William grants the most important posts in the church to Norman churchmen.  The Norman bishops begin a major cathedral building campaign.  The cathedrals are designed in the New Roman style as at Canterbury and York.  Treason by some of the Norman barons follows Anglo-Saxon revolts.
1075 - Treason of Roger de Breteuil, count of Hereford and son of William’s most faithful friend, Guillaume Fils Osbern who had been killed in 1071 at Cassel on William’s service.
1082 - William arrests, judges et emprisons his half-brother, Odon de Conteville, bishop of Bayeux and count of Kent, after Odon abuses the people of Kent and, against orders,  raises a private army.
1083 – Death of Queen Matilda.
1087 – Trouble in the Vexin region, partly under the French crown and partly under Norman rule, sets William against the  King of France,  Philippe I.  William decides to teach the King a lesson. The campaign finishes in Mantes in July 1087. William suffering from an accidental wound dies in Rouen in September 1087.  He is buried in the Abbatiale in Caen.
On his deathbed William shares out the domain which he had such trouble building and holding together :
Robert Courteheuse, the rebellious elder son, inherits Normandy,
William the Red, the next son, inherits England
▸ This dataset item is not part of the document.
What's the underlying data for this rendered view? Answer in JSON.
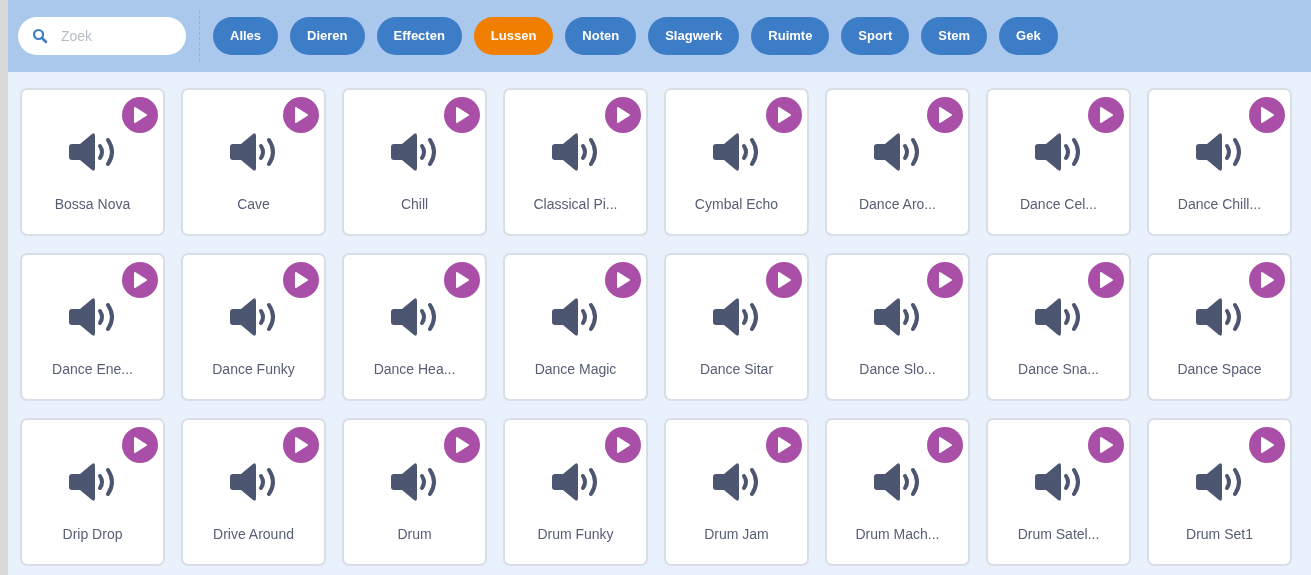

Henry BeauClerc, the youngest, inherits various rights but no land.

Abbaye aux Hommes in Caen